[Saved entries]
-- Opening Marker --
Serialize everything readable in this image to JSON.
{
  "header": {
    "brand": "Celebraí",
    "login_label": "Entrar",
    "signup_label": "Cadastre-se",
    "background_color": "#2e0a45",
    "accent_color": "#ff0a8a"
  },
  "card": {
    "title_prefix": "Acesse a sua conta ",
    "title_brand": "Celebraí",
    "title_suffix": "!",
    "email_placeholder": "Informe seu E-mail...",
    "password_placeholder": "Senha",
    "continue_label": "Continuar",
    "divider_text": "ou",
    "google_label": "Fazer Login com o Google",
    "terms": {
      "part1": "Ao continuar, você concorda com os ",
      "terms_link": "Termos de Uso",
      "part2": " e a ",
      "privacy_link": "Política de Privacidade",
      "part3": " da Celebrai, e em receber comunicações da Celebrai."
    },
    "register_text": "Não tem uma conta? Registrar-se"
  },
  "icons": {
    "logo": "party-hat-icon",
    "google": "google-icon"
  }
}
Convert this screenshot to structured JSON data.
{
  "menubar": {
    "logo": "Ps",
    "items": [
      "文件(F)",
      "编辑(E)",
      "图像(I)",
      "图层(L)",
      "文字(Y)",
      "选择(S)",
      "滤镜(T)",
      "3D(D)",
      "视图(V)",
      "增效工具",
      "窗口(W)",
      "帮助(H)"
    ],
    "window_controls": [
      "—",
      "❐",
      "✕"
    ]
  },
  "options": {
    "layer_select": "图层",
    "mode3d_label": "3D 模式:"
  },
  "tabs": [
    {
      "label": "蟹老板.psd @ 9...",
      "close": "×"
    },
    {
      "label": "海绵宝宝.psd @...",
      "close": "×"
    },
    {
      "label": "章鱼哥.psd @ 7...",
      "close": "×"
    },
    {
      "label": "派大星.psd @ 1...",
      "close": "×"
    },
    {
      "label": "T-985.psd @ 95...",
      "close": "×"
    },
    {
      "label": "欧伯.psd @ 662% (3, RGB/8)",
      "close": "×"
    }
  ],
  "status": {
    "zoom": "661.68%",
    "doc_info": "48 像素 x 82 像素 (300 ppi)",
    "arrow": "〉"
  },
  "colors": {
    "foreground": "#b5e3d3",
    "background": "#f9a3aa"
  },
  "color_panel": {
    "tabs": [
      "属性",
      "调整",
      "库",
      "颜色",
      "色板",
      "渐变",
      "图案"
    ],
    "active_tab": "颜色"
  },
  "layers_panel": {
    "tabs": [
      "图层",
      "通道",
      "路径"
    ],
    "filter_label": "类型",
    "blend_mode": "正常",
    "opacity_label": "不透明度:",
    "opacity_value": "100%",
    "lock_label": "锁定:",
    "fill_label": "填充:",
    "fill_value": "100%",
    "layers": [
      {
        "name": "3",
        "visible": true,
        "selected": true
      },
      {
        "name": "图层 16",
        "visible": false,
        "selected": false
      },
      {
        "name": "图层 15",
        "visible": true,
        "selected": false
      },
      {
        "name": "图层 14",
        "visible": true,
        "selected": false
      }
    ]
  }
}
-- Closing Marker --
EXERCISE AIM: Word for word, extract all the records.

SOLUTION TO THE PROBLEM:
Serialize everything readable in this image to JSON.
{
  "header": {
    "brand": "Celebraí",
    "login_label": "Entrar",
    "signup_label": "Cadastre-se",
    "background_color": "#2e0a45",
    "accent_color": "#ff0a8a"
  },
  "card": {
    "title_prefix": "Acesse a sua conta ",
    "title_brand": "Celebraí",
    "title_suffix": "!",
    "email_placeholder": "Informe seu E-mail...",
    "password_placeholder": "Senha",
    "continue_label": "Continuar",
    "divider_text": "ou",
    "google_label": "Fazer Login com o Google",
    "terms": {
      "part1": "Ao continuar, você concorda com os ",
      "terms_link": "Termos de Uso",
      "part2": " e a ",
      "privacy_link": "Política de Privacidade",
      "part3": " da Celebrai, e em receber comunicações da Celebrai."
    },
    "register_text": "Não tem uma conta? Registrar-se"
  },
  "icons": {
    "logo": "party-hat-icon",
    "google": "google-icon"
  }
}
Convert this screenshot to structured JSON data.
{
  "menubar": {
    "logo": "Ps",
    "items": [
      "文件(F)",
      "编辑(E)",
      "图像(I)",
      "图层(L)",
      "文字(Y)",
      "选择(S)",
      "滤镜(T)",
      "3D(D)",
      "视图(V)",
      "增效工具",
      "窗口(W)",
      "帮助(H)"
    ],
    "window_controls": [
      "—",
      "❐",
      "✕"
    ]
  },
  "options": {
    "layer_select": "图层",
    "mode3d_label": "3D 模式:"
  },
  "tabs": [
    {
      "label": "蟹老板.psd @ 9...",
      "close": "×"
    },
    {
      "label": "海绵宝宝.psd @...",
      "close": "×"
    },
    {
      "label": "章鱼哥.psd @ 7...",
      "close": "×"
    },
    {
      "label": "派大星.psd @ 1...",
      "close": "×"
    },
    {
      "label": "T-985.psd @ 95...",
      "close": "×"
    },
    {
      "label": "欧伯.psd @ 662% (3, RGB/8)",
      "close": "×"
    }
  ],
  "status": {
    "zoom": "661.68%",
    "doc_info": "48 像素 x 82 像素 (300 ppi)",
    "arrow": "〉"
  },
  "colors": {
    "foreground": "#b5e3d3",
    "background": "#f9a3aa"
  },
  "color_panel": {
    "tabs": [
      "属性",
      "调整",
      "库",
      "颜色",
      "色板",
      "渐变",
      "图案"
    ],
    "active_tab": "颜色"
  },
  "layers_panel": {
    "tabs": [
      "图层",
      "通道",
      "路径"
    ],
    "filter_label": "类型",
    "blend_mode": "正常",
    "opacity_label": "不透明度:",
    "opacity_value": "100%",
    "lock_label": "锁定:",
    "fill_label": "填充:",
    "fill_value": "100%",
    "layers": [
      {
        "name": "3",
        "visible": true,
        "selected": true
      },
      {
        "name": "图层 16",
        "visible": false,
        "selected": false
      },
      {
        "name": "图层 15",
        "visible": true,
        "selected": false
      },
      {
        "name": "图层 14",
        "visible": true,
        "selected": false
      }
    ]
  }
}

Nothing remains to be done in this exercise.